E Pluribus Unum! I first heard this motto of the United States as a child watching the Wizard of Oz. It was the scene where after “liquidating” the wicked witch, Dorothy and the gang discover the true identity of the Wizard. I first experienced the meaning of ‘”out of many one”, this past spring as the choir prepared a gift to the parish.
After our voices were silenced for our beloved Holy Week and Easter, and at the gracious invitation of composer, friend, and parishioner Dan Schutte, the choir embarked upon a “pandemic” adventure. We decided to try and put together a virtual video recording of Dan’s song, “These Alone Are Enough”. To accomplish this, we all had to record ourselves singing alone and then send it to Dan so he could take all our solo recordings and blend them together to sound like one choir. Recording yourself singing alone is an arduous task! It is not like singing alone in the shower. We all sound good in the shower. Take away the shower effect and see how you sound? It was a task we all labored over but persevered anyway.
Throughout this entire experience I believe we were all given a gift. The gift of resilience. The flexibility to bend but not break. As the song Hosea tells us, “Trees do bend though straight and tall. So, must we to others call”. Resilience is impossible in Ministry without knowing and experiencing the unconditional love of a God who tells us we are never alone. We were all able to participate in this gift to the parish because as a choir we sing and pray about this God every time we gather.
I see this experience as a metaphor for what we have all experienced in this year of COVID-19. We all have been resilient. We all have given a little something extra, a little more than is needed to merely survive. Some of us find it more challenging than others, but we all are doing whatever it takes to live a resilient life in 2020.
Our choir will not be singing this Christmas Eve and Christmas Day. However, our voices will not be silent. In this video we offer our voices in song and prayer as a gift to our Parish of St. Anthony. We sincerely thank our friend Dan Schutte for the many hours it took to put this video together.

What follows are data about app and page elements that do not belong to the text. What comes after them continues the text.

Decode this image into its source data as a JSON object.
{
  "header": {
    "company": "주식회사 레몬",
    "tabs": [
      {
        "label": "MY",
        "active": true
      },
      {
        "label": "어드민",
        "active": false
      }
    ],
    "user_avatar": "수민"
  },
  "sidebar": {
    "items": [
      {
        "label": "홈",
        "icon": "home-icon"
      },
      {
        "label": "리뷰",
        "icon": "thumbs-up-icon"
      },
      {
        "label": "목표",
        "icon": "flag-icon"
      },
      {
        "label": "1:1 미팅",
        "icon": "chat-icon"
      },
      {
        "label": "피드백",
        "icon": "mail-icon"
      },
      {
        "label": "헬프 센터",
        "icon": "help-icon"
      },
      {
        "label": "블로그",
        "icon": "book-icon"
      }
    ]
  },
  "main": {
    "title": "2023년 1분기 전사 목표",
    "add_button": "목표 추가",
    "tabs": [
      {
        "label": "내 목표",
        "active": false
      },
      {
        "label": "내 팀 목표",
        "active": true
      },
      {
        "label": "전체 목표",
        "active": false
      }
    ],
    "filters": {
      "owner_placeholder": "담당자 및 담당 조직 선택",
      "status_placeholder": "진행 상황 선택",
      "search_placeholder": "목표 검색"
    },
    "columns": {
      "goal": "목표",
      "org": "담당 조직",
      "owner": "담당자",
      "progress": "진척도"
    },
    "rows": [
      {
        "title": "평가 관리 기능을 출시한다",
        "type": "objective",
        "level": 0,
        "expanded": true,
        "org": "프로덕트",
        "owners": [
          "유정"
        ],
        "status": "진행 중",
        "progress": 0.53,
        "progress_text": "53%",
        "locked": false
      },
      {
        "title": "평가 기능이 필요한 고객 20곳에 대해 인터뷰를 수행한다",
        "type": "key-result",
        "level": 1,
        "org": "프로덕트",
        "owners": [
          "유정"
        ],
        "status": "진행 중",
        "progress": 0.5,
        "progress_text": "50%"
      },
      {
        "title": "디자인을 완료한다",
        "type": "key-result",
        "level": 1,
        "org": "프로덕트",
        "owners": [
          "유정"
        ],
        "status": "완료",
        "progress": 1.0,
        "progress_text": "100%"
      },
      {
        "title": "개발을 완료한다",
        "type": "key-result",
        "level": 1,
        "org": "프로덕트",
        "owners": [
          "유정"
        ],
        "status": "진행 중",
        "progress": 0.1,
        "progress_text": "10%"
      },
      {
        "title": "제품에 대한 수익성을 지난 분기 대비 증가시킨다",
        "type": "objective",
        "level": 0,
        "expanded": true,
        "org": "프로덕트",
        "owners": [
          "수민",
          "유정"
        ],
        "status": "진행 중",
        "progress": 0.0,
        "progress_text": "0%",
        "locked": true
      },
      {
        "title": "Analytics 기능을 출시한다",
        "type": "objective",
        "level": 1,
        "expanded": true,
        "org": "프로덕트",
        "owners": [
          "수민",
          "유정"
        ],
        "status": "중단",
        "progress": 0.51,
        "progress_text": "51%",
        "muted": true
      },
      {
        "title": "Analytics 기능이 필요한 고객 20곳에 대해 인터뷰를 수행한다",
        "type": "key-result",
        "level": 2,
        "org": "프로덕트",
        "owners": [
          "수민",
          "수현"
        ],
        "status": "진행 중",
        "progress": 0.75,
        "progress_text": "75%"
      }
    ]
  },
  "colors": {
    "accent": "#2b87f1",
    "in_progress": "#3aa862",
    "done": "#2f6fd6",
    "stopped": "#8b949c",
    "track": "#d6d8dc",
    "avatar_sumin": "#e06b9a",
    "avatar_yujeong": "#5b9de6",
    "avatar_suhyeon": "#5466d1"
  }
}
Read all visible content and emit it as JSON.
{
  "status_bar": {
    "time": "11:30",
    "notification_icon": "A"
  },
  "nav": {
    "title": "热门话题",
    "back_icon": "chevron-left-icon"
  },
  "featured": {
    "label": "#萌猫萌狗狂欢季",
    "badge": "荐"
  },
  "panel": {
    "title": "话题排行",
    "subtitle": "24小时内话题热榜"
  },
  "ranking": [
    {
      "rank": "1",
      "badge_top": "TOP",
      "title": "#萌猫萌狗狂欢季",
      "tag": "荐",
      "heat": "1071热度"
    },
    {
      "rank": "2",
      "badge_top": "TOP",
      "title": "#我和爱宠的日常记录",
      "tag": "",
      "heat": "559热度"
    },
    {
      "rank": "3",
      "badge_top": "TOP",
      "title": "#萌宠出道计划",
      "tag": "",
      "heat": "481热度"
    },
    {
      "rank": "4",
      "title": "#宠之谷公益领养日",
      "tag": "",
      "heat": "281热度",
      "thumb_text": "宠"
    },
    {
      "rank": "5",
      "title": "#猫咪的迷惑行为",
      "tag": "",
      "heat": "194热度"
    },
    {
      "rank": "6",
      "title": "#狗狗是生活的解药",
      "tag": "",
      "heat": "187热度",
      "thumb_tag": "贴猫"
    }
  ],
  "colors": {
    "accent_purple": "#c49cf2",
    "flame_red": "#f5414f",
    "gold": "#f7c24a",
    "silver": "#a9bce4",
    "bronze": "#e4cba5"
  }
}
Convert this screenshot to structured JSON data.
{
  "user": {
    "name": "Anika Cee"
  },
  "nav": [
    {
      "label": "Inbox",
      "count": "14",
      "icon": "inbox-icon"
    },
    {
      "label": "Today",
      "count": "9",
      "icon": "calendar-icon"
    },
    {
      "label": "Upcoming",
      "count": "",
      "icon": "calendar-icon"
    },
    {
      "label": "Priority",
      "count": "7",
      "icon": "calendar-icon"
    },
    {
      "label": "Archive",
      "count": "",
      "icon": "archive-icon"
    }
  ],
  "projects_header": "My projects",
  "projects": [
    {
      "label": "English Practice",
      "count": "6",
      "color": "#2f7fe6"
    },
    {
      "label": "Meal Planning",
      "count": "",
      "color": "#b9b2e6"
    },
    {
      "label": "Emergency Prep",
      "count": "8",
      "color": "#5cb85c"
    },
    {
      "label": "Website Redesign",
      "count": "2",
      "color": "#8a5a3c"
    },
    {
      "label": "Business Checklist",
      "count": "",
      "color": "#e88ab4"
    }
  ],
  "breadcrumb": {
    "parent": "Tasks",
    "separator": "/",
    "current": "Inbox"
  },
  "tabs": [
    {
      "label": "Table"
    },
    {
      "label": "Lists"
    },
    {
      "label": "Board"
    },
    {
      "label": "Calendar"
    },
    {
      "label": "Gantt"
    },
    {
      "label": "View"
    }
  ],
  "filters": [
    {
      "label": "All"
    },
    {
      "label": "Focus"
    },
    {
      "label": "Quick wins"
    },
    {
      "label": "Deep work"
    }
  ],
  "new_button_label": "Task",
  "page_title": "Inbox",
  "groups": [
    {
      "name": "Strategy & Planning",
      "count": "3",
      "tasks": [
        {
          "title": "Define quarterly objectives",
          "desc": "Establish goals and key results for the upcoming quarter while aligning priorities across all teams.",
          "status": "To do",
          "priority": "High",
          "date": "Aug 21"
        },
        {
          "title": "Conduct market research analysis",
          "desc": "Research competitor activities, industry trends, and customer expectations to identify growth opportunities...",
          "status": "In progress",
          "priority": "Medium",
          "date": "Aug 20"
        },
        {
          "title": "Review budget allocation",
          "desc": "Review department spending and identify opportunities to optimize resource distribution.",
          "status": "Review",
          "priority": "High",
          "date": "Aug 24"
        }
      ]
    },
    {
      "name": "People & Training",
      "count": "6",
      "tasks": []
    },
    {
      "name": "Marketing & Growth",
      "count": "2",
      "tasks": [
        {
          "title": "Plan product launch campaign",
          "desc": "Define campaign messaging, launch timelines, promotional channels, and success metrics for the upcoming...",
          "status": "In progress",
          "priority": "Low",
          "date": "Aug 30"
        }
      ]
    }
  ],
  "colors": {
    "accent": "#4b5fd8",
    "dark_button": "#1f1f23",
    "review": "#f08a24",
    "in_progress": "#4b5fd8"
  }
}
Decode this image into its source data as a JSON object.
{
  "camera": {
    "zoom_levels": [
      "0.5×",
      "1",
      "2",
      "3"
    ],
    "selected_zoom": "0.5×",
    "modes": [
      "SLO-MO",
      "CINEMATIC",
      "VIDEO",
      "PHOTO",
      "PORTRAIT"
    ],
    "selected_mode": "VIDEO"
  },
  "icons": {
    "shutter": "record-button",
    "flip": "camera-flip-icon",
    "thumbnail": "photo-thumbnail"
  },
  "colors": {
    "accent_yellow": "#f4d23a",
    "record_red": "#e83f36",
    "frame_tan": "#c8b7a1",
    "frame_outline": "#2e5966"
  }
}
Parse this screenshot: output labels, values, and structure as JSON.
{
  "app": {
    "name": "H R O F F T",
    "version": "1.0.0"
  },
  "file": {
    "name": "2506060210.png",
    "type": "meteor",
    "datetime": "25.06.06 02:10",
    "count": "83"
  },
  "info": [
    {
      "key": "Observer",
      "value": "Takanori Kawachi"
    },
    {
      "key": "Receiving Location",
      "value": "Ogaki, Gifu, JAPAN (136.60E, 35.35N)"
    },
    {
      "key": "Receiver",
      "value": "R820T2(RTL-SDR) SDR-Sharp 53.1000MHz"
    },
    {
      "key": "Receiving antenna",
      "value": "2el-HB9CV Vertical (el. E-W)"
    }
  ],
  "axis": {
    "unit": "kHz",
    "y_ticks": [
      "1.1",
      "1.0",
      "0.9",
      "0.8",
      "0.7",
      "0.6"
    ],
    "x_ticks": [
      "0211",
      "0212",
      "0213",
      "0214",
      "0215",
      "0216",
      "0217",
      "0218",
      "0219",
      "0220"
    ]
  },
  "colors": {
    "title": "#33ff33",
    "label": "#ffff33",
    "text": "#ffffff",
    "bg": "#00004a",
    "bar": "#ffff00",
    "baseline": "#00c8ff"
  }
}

In 1818, Josef Mohr the pastor of St. Nicholas church in Austria after a Christmas Eve program chose the longer way home that took him up over a hill overlooking the village. Reveling in the silence of the wintry night, he remembered a poem he had written, “Silent Night Holy Night”. In the silence of our Christmas Masses this year Silent Night will have new meaning for me, and so will… E Pluribus Unum.
Please go to the Parish website and follow the link to “unwrap” our Christmas gift”.